**TASK ITEM**
Please count how many lines in the entries below contain "label" and reply with the figure alone.

**Excerpts from an interface dataset**
# # # #
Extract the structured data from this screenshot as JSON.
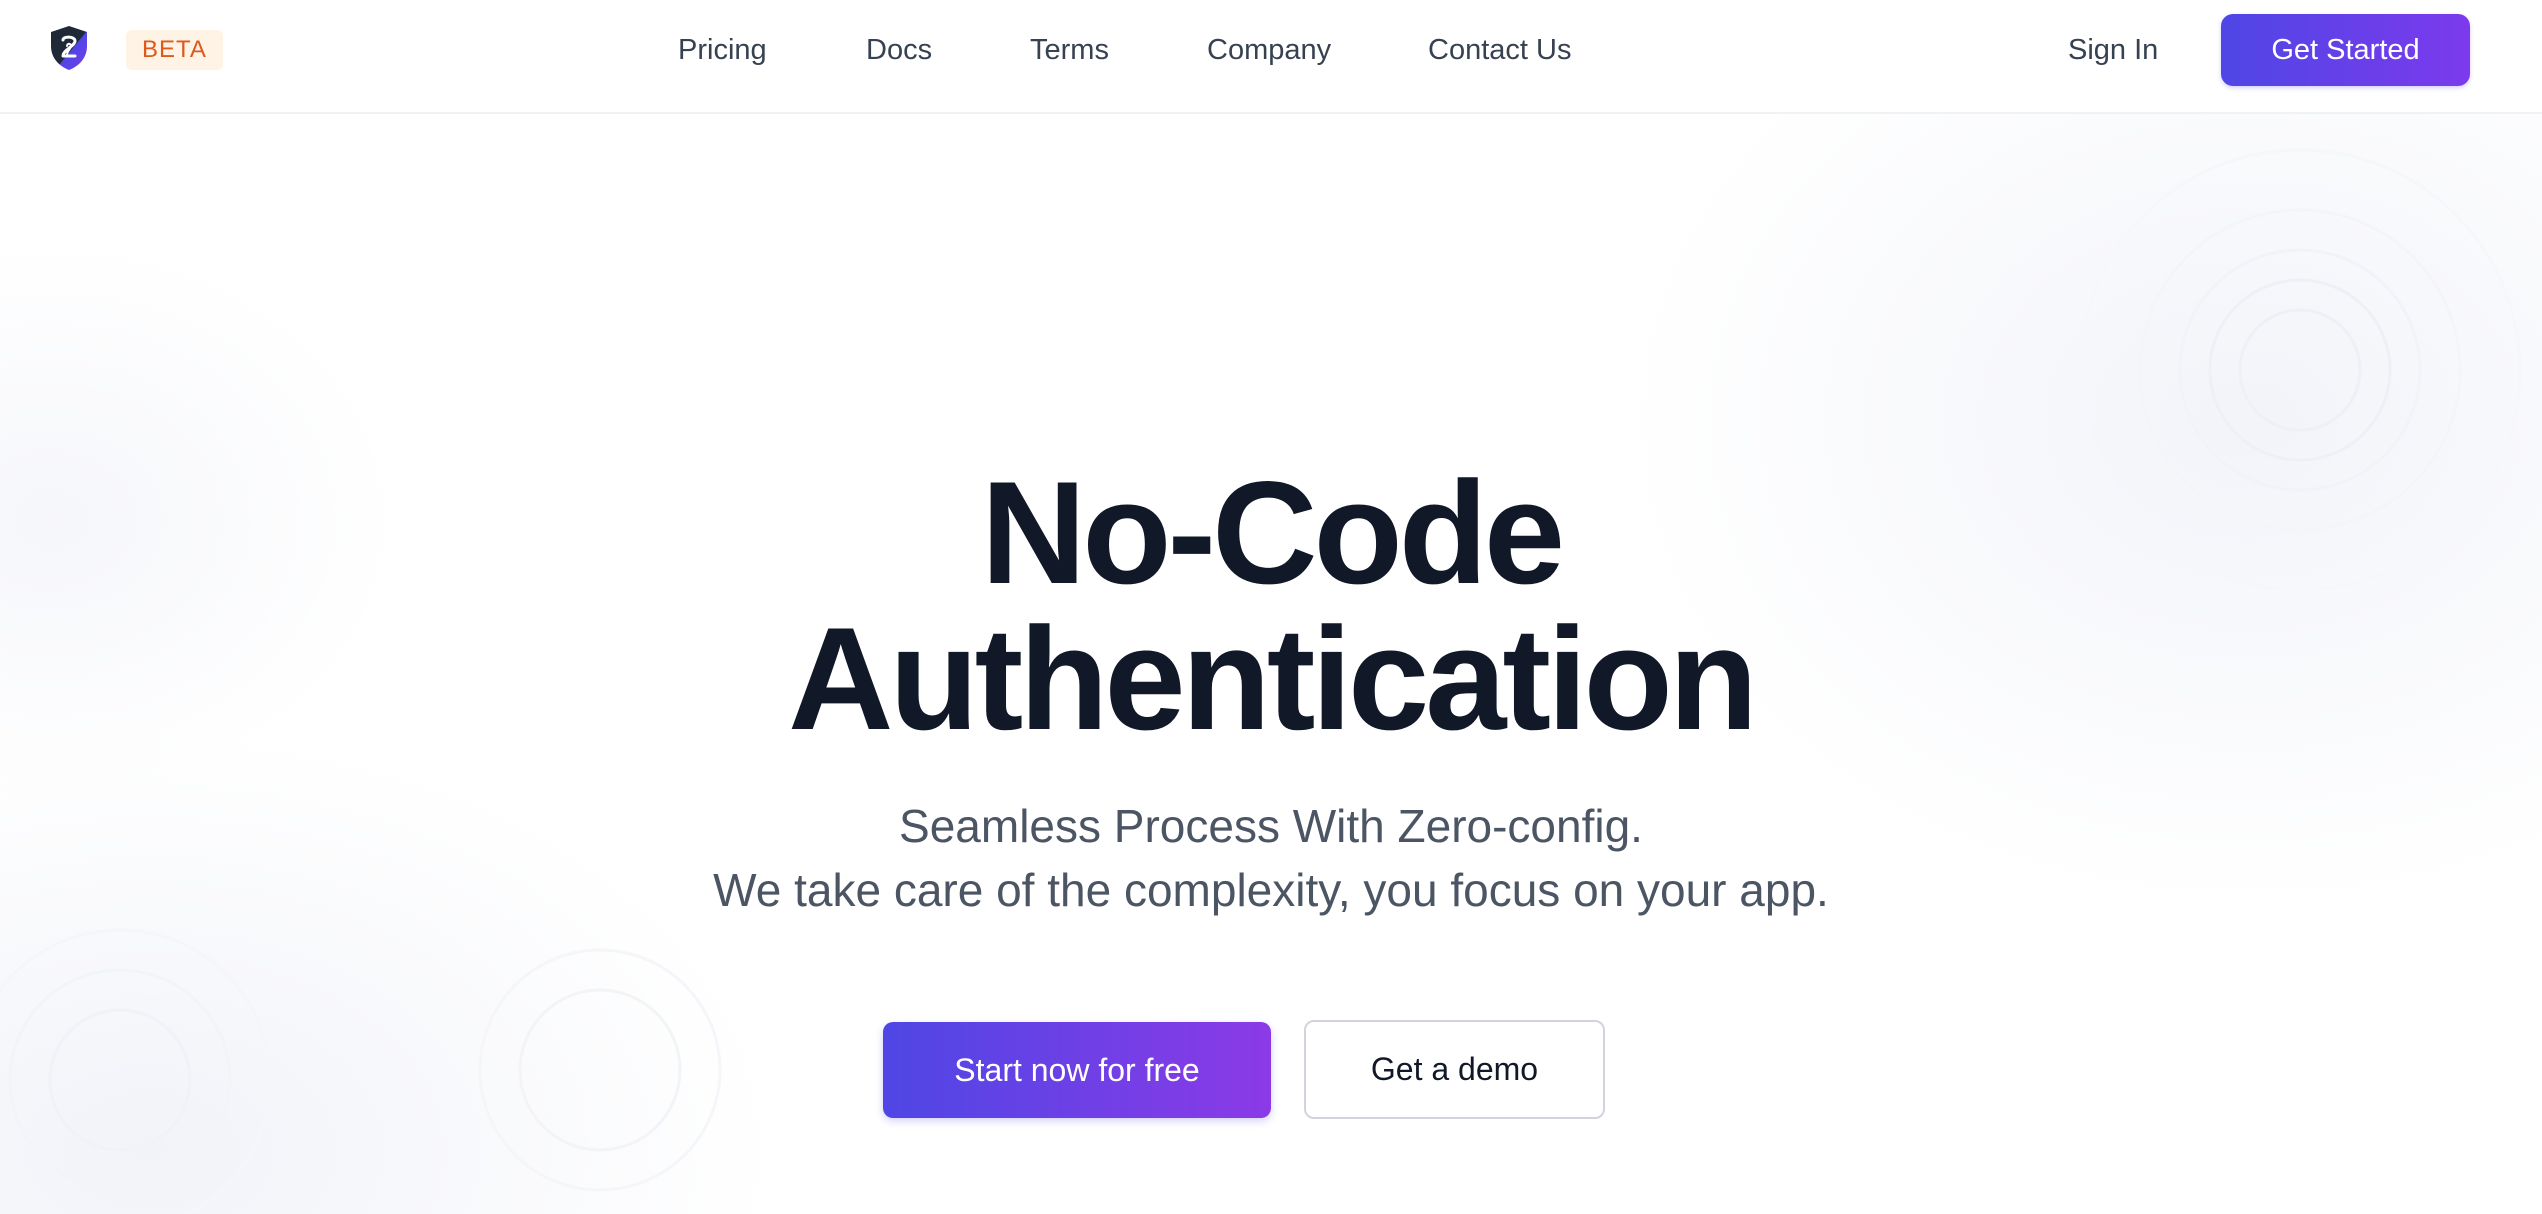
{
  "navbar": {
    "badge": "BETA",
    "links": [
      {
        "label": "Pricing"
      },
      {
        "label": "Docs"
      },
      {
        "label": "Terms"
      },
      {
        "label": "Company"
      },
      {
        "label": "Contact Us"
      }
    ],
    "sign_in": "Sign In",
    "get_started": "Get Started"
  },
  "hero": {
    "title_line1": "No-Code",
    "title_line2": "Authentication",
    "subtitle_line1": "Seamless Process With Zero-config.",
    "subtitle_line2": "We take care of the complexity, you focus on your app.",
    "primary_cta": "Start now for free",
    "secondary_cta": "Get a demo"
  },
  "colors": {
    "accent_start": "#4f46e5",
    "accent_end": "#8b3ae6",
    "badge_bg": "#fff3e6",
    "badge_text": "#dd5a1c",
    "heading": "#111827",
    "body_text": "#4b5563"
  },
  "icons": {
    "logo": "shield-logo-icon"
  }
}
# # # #
**OUTPUT BELOW**
5